"There is a chap here who says his name is Jimmy. He says he knew you when you lived in residence at college. He was a brilliant student. Can you recall who this would be?" At first, I was stumped. I thought back to my most recent years of college residence, taking theology, and could think of no college friend who had subsequently died. Suddenly I went back to a year of college residence during the war, and to a close friend called James or Jimmy, more often the latter than the former. "Yes, I could certainly remember him." James went on, "He says he went suddenly; there was an explosion, a kind of accident, and his head was affected the worst." This was all true. Jimmy had been killed in action shortly after D-Day in France. I asked James to describe Jimmy for me. "He is tall, taller than you, dark, and has a slight stoop. He speaks with good diction and great clarity. His speech is one of the most distinguishing marks." This again was true. Jimmy had been about six feet tall, and always spoke with exceptional diction, reminding me of an Oxford don, though he had not been there.
I listened carefully to what James would say next. "Jimmy says that he saw you writing today, and you stopped several times, puzzled as to how to go on. He was much interested in your article, and says that you should try again tomorrow. Say prayers first, and the conclusion that you want to be strong, perhaps even dramatic, will come." It was true. I was working on an article, an important article on the subject of politics, a matter that would have been close to the heart of my old friend Jimmy. And as I wrote, the words had grown heavy, and fought the page so that I had difficulty in finding a proper conclusion. In the past, Jimmy and I had often been drawn together by just such topics as this, and it was also likely that he would counsel prayer, as he had been training for the ministry before his death. Although this was a small matter, to me this piece of advice was "evidential," as they say in psychical literature.
To that point in the sitting very little had been revealed that could be thoroughly verified, but the next piece of information erased all doubts from my mind about the reality of James's powers. He said, "Jimmy says you helped me materially once, and he is very grateful." What could this mean? I searched my memory for a clue, and then it came to me. After his death, along with another close friend, I had organized a collection for the university education of Jimmy's son, then a mere boy, and we had put the money collected into a trust fund. This all happened back in 1944, and had long since been forgotten.
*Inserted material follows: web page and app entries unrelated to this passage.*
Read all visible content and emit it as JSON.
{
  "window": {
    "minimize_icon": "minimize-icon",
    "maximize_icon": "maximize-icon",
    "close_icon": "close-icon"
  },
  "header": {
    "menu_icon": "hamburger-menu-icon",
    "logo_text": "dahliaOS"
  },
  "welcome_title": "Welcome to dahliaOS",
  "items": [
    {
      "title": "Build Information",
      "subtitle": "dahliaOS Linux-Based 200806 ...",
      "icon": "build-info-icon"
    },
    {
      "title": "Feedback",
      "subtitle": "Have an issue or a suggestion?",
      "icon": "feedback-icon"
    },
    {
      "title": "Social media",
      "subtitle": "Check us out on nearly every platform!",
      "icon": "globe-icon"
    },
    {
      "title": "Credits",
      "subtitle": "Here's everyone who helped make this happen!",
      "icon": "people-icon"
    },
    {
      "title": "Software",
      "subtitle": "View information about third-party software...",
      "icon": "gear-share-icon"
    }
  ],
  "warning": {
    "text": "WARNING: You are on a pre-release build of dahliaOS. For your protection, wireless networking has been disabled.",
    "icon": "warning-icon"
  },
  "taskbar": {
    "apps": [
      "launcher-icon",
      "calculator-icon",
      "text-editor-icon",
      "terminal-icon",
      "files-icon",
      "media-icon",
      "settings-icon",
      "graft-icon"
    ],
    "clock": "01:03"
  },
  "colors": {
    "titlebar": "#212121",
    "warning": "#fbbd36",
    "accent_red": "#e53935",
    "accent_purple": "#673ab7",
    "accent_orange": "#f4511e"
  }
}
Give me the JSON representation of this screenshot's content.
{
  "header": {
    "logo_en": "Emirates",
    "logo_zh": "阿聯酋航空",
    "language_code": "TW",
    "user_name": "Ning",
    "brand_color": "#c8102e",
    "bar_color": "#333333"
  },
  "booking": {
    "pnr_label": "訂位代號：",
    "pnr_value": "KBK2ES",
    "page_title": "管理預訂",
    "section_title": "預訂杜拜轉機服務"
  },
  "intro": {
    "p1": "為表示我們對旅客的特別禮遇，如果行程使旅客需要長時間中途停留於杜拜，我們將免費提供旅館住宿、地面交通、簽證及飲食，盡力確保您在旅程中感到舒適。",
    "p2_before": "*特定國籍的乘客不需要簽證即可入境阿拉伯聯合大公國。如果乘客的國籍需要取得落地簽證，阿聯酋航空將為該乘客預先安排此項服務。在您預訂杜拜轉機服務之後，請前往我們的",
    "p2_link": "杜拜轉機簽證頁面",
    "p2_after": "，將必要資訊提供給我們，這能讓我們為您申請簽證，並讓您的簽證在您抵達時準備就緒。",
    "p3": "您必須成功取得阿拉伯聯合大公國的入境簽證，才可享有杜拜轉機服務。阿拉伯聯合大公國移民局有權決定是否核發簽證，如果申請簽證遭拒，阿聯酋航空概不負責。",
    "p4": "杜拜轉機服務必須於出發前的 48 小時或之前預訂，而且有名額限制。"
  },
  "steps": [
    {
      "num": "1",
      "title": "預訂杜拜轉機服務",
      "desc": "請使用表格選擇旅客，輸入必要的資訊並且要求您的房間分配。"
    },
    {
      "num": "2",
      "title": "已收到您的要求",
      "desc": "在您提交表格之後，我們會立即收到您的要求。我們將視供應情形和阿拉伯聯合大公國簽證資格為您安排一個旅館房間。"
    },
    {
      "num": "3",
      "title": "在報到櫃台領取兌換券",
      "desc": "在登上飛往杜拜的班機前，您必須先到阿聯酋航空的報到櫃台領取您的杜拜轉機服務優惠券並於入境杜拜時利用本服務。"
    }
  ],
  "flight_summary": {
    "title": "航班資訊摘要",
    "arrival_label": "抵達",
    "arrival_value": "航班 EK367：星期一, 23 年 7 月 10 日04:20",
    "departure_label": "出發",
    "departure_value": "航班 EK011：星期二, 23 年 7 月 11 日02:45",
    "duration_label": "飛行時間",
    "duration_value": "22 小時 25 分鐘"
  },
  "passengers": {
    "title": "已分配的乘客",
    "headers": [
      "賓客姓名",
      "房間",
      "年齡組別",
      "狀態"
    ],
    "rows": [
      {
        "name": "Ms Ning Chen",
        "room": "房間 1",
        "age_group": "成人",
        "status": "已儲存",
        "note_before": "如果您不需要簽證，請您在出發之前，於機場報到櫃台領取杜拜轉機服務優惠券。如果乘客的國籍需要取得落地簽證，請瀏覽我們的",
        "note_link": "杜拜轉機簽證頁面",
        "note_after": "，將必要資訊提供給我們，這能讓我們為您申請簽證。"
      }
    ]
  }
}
I described this to James with wonder in my eyes, and he replied, "Yes, that is the help he speaks of. He says that he is very grateful, and that he appears around you every so often."
I asked then, "What is Jimmy doing now?" James replied, in a quiet voice: "He says that he is a teacher over there, in the field of philosophy, that he is happy, and is learning still, but that there is yet much to learn." This closing piece of information also seemed evidential, for not only did it sound like Jimmy's outlook, but also it touched on his main interest, which had been the study of philosophy.
A skeptic may be able to punch holes in all this material, and if he can, well and good. But to me, this encounter with a gifted clairvoyant gave me a new respect for people with psychic gifts.
Mysterious Encounters by John Robert Colombo
Books by John Robert Colombo at AbeBooks.com
Back to Media Page